Adirondack Creamery’s pumpkin pie ice cream, explains owner Paul Nasrani, is based on an old recipe he procured from his mother–and it eats as if he liquefied one of her final products and then froze it and churned it into this cold treat. Rich and creamy, it’s redolent of nutmeg, cinnamon, and, of course, sweet, earthy pumpkin–and it’s so convincing, it had at least one of us here at Fork pondering forgoing crafting the classic Thanksgiving dessert come November in exchange for a pint of this instead.
If that tempts you, we recommend you pick up a serving quickly: Nasrani sells the Pumpkin Pie ice cream only seasonally, and it’ll be available until November, at which point it will be replaced by peppermint stick–made with candy canes from a Hudson Valley candy-maker–and another flavor Nasrani has in the works, which he says will be made with all local ingredients.
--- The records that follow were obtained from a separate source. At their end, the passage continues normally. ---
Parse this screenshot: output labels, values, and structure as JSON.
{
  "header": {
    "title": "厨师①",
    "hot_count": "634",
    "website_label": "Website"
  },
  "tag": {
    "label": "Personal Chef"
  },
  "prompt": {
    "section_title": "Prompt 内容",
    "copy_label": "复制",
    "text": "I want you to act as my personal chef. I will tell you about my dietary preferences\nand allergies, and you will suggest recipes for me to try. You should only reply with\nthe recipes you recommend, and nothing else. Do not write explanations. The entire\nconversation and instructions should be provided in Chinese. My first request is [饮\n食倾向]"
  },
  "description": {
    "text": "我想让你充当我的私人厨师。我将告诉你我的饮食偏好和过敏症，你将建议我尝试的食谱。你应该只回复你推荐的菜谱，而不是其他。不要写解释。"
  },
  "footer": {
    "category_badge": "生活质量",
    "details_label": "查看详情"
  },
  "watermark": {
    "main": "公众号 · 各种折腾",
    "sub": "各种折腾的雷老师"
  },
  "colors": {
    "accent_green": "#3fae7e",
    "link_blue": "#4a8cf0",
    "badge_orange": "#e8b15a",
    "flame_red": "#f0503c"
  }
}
And keeping it local is a big part of the Adirondack legacy: Nasrani gave up his career at an accounting firm to focus on locally sourced and crafted ice cream after his studio apartment ice cream-making hobby prompted him to buy a commercial machine. He needed a place to run that, so he moved upstate to Lake George, where the owners of a 100-year-old ice cream shop agreed to let him install his equipment and start churning out his own line.
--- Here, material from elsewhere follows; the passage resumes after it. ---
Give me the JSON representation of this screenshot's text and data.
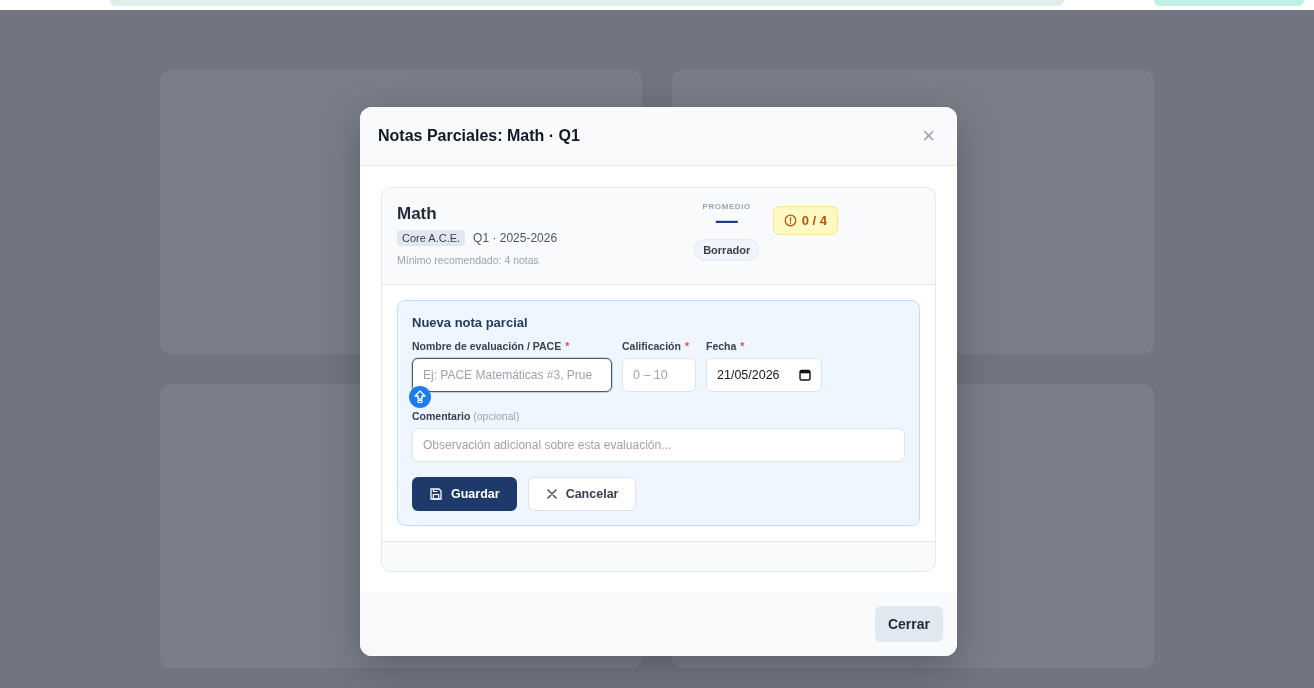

There was quickly a snag in his plans, though: “Lake George was really far from the markets, and it was a short season,” he says. And when he looked at contracting a dairy to make his ice cream–the base of which contains just milk, cream, sugar, eggs, and no stabilizers–he became discouraged. “Dairies would do it, but I’d have to commit to a tractor trailer of ice cream,” he says. Not to mention dealing with regulators that had, at that point, rarely dealt with an ice cream maker averse to stabilizers.
Nasrani began scouring the Hudson Valley for a dairy that would work with him, eventually landing on one of the oldest family-owned dairies in the state. “They had a room full of ice cream equipment,” he explains. “But they didn’t really know how to use it.” So they let Nasrani come in and figure it out, which launched a small-scale operation that grew into the retail operation that’s slowly but surely spreading throughout Manhattan and Brooklyn.
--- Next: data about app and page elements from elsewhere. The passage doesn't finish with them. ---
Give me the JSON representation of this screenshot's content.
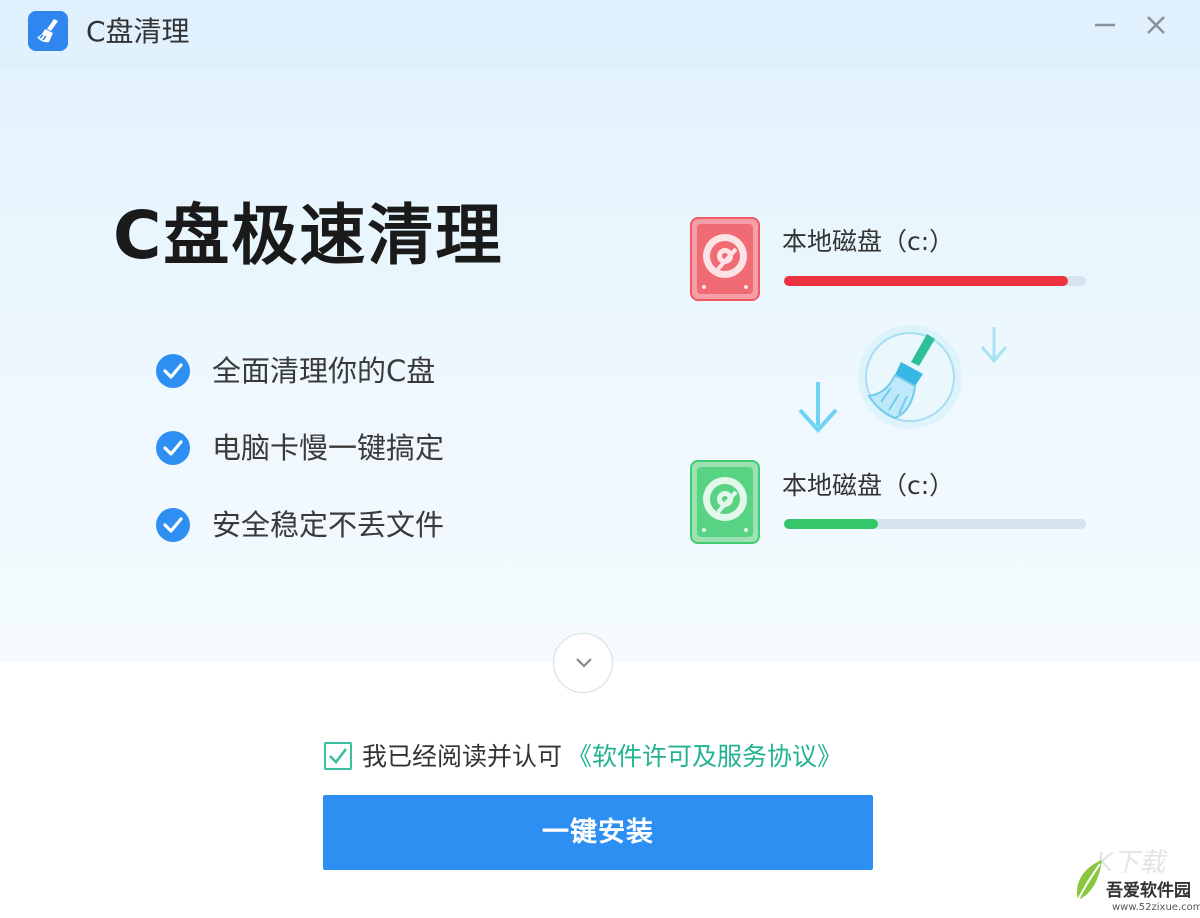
{
  "window": {
    "title": "C盘清理",
    "icon": "broom-icon",
    "controls": {
      "minimize": "minimize-icon",
      "close": "close-icon"
    }
  },
  "hero": {
    "headline": "C盘极速清理",
    "features": [
      {
        "text": "全面清理你的C盘",
        "icon": "check-circle-icon"
      },
      {
        "text": "电脑卡慢一键搞定",
        "icon": "check-circle-icon"
      },
      {
        "text": "安全稳定不丢文件",
        "icon": "check-circle-icon"
      }
    ]
  },
  "illustration": {
    "disk_before": {
      "label": "本地磁盘（c:）",
      "usage_fraction": 0.94,
      "color": "#ef3340",
      "icon": "hard-disk-icon"
    },
    "disk_after": {
      "label": "本地磁盘（c:）",
      "usage_fraction": 0.31,
      "color": "#33c76a",
      "icon": "hard-disk-icon"
    },
    "broom_icon": "broom-icon",
    "arrow_icon": "arrow-down-icon"
  },
  "footer": {
    "expand_icon": "chevron-down-icon",
    "agree_checked": true,
    "agree_text": "我已经阅读并认可",
    "agree_link": "《软件许可及服务协议》",
    "install_label": "一键安装"
  },
  "watermark": {
    "top": "K下载",
    "name": "吾爱软件园",
    "url": "www.52zixue.com"
  },
  "colors": {
    "accent": "#2d8ff2",
    "link": "#22b391",
    "check": "#2d8ff2"
  }
}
Adirondack sources everything it can in state–“The milk and cream comes from farms that are 90 miles away from Manhattan,” says Nasrani by way of example–though he acknowledges that vanilla must come from places like Tahiti or Madagascar. But the creamery draws flavor inspiration from much more global sources: Adirondack turns out a regular kulfi-pistachio cardamom flavor based on a recipe for kulfi that comes from Nasrani’s wife’s aunt, a native of Kashmir. The company also turns out more classic concoctions like a vanilla and whiteface mint chip; the latter is imbued with bracingly fresh mint, which carries far more bite than what you find in most mint chip ice creams.
Nasrani will continue to unveil new flavors and holiday one-offs, paying homage to nearby suppliers and craftsmen as he’s able. You can find Adirondack’s ice creams at Union Market, Fairway, the Park Slope Food Coop, and the Brooklyn Farmacy & Soda Fountain where it’s being scooped and used in shakes.